CP: Yes. We do a lot of Olympic lifting here. The thing about Olympic training is that of all training styles, the Olympic lifts will give you the most transfer to improving your first two steps when you run, and improve your vertical jump. But the problem is, people get carried away with it and think it's going to improve your table tennis.

TC: The O lifts have experienced a resurgence in the bodybuilding world. The reasoning is that bodybuilders' fast twitch fibers don't often get activated in conventional lifts by doing traditional movements and traditional rep schemes. So, are they a good idea for bodybuilders?

CP: I think if bodybuilders do multiple sets of 6 on Olympic lifts, they should gain more hypertrophy. But they can go as low as 1 rep. I think the main benefit is that it also transfers to slow lifts. For instance, if a guy is doing squats at 400 pounds, and no matter what he does, his squat does not improve, he can just concentrate on the power clean. In a few weeks, his squat will go up, because you cannot do an Olympic lift unless you accelerate, no such thing as a slow tempo O lift.

TC: Since we were talking about rep schemes, there's a big push in bodybuilding to do a lot fewer reps than what was traditionally advocated. I'm talking about 8 sets of 3 and typically, according to what you used to say at least, that was more or less for strength and not for hypertrophy.
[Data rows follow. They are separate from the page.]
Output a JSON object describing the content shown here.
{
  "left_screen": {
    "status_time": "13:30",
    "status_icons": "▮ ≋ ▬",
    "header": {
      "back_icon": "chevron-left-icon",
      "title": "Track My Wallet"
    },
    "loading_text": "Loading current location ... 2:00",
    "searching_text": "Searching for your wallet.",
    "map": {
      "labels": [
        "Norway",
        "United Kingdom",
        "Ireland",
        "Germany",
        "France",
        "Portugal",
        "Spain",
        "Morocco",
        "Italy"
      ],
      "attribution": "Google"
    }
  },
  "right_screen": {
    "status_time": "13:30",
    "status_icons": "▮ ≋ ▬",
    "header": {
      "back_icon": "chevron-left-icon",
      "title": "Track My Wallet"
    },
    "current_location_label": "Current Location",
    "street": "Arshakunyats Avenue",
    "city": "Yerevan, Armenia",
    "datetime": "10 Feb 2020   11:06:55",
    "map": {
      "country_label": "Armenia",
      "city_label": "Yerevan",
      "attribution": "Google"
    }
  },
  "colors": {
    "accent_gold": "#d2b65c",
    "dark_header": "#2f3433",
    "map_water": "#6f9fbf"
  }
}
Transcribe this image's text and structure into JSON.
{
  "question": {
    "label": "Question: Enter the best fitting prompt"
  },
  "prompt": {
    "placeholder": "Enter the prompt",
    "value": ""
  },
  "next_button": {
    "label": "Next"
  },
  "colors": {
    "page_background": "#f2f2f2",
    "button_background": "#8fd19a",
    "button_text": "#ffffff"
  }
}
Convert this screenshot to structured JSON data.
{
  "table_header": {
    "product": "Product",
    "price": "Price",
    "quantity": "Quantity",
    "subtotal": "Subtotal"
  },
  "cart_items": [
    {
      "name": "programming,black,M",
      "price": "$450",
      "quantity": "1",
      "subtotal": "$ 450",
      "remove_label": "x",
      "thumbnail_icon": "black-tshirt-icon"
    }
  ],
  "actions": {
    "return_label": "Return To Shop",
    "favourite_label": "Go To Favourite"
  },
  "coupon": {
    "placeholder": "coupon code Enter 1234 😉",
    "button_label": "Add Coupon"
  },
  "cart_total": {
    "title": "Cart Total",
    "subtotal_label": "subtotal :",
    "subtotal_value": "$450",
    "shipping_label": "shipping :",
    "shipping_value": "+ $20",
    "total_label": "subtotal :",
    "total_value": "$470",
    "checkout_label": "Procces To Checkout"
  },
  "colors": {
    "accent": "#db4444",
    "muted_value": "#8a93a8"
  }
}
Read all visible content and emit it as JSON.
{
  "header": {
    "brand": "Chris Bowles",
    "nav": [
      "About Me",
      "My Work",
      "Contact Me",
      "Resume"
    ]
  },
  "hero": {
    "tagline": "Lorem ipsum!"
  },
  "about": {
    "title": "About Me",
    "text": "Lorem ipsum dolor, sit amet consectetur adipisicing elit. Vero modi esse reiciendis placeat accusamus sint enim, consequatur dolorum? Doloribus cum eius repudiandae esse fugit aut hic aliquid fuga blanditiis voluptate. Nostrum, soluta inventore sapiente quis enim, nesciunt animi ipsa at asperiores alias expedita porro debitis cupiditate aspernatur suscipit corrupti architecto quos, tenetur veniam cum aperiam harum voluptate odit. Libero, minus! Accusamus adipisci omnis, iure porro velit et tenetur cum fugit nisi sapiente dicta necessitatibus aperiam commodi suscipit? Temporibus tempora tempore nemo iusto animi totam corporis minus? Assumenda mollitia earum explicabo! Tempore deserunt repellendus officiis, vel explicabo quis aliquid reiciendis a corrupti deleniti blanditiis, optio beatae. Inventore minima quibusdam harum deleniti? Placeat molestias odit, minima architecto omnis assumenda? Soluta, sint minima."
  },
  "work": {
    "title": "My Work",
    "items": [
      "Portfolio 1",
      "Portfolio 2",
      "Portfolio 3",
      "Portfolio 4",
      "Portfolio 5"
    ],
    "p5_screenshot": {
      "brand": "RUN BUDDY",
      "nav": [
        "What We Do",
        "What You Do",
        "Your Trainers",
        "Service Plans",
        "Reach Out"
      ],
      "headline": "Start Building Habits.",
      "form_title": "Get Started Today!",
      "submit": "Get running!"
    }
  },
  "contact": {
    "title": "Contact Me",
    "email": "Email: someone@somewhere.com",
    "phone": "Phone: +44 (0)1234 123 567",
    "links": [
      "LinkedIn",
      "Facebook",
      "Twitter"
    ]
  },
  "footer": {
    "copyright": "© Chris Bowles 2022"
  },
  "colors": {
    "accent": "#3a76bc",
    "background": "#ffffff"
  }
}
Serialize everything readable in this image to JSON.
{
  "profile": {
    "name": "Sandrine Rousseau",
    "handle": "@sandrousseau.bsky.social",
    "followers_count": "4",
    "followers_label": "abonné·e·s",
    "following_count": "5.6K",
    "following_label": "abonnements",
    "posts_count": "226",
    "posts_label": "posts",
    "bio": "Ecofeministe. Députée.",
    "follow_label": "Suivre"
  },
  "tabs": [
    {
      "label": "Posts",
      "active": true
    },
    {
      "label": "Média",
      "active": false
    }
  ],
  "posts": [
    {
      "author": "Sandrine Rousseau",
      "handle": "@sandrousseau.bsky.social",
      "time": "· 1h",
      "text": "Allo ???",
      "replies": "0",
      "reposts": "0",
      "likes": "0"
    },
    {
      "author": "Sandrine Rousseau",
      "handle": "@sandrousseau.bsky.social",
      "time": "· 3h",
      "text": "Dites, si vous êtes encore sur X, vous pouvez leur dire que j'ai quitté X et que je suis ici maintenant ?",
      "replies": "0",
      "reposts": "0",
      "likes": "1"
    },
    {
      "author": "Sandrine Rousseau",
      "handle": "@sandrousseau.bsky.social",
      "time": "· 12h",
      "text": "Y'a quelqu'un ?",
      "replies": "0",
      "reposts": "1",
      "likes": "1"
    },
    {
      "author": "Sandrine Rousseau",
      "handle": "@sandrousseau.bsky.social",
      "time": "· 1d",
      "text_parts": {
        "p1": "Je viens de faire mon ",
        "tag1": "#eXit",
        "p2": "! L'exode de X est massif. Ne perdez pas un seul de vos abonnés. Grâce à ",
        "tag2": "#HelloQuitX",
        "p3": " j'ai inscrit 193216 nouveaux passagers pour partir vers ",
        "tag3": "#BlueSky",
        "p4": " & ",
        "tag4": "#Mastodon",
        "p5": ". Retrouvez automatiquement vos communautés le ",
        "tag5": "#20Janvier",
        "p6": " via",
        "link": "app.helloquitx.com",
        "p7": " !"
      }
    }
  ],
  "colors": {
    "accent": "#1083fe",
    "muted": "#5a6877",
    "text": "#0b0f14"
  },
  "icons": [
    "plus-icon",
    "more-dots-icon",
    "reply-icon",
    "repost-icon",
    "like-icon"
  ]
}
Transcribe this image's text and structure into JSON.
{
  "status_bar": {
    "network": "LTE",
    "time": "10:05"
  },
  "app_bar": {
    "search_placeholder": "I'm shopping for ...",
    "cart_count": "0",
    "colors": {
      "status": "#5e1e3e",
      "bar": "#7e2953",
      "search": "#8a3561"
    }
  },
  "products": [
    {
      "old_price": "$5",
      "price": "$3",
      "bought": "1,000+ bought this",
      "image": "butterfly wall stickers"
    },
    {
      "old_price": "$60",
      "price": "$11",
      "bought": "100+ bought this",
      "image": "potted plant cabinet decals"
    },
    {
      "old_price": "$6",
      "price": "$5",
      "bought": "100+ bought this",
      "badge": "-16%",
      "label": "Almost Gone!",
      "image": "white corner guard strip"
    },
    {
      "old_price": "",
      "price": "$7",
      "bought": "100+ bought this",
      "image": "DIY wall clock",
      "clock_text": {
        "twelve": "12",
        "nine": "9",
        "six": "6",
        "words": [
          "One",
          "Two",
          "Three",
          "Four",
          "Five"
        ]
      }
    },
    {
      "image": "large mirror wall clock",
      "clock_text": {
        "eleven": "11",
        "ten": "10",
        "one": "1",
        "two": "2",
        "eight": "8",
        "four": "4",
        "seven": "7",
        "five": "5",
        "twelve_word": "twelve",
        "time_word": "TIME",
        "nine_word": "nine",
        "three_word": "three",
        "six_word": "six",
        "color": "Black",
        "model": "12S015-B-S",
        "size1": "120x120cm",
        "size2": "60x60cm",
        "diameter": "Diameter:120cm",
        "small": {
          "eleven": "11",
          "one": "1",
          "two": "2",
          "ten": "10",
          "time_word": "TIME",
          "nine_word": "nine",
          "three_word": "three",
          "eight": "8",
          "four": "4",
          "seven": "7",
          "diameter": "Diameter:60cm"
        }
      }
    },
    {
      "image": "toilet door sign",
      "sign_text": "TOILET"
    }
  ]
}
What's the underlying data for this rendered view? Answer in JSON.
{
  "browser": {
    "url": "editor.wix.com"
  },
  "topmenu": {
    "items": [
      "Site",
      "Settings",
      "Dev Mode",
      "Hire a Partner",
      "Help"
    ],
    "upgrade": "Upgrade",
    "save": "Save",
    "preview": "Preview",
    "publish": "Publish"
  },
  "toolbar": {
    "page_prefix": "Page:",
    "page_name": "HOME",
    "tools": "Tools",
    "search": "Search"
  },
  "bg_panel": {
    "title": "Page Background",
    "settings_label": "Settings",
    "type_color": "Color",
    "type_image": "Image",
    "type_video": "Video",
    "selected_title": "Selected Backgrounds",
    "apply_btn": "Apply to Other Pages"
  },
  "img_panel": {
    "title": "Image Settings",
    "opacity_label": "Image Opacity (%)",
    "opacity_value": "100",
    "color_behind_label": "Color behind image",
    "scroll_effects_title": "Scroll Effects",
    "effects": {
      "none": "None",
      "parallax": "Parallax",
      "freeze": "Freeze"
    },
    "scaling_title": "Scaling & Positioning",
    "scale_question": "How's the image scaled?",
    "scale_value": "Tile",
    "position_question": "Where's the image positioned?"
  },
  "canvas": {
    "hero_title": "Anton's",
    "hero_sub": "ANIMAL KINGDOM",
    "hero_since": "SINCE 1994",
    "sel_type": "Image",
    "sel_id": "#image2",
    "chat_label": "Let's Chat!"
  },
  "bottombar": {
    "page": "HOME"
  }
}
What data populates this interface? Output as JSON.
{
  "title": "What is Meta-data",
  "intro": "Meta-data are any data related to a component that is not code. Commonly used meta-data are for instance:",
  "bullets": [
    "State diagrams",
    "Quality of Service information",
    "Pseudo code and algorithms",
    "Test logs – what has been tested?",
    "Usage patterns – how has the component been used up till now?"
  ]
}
What are your thoughts on that?

CP: True, when you're prescribing it for a short time. You can definitely hypertrophy on sets of three, it just takes longer. But the advantage is you get strong at the same time. The thing is that most bodybuilders don't grow because they're too weak. If you do 8 sets of 3 or do cluster training or whatever, you use maximal weights, and your body will learn to recruit high-threshold motor units.

TC: Probably the most popular article I've been associated with in any way, shape, matter or form, was your article on German Volume Training about 10 years ago in Muscle Media 2000. Have you come up with any new techniques that you use on your guys that might have the same sort of impact on the weight-training world?

CP: Here's one thing that I figured out, I've been reading a lot about Chinese medicine for the last 10 years, and in Chinese medicine they always talk about the elements. If you look at it, it actually applies to athletes.

TC: Excuse me. What do you call him?

CP: Whore (laughing)

TC: Is that one of the Chinese elements?

CP: No, no, basically, he can do anything; a guy who can do high volume–you can beat the hell out of him with volume for 3 weeks, and then beat the hell out of him with intensity for 3 weeks. And the other two elements are wimps and they're not worth training. I should not call them that, but they are not suited for power sports; they're suited for swimming, etc. They have a very low tolerance for strength training. For most of the readers of T-Nation, they fall within the first three types.

Make sure to read Part 2 of our interview with Charles Poliquin next week. We'll be talking about some wildly diverse topics; stuff ranging from intravenous vitamin drips and hypobaric chambers, to using licorice cream to raise Testosterone levels.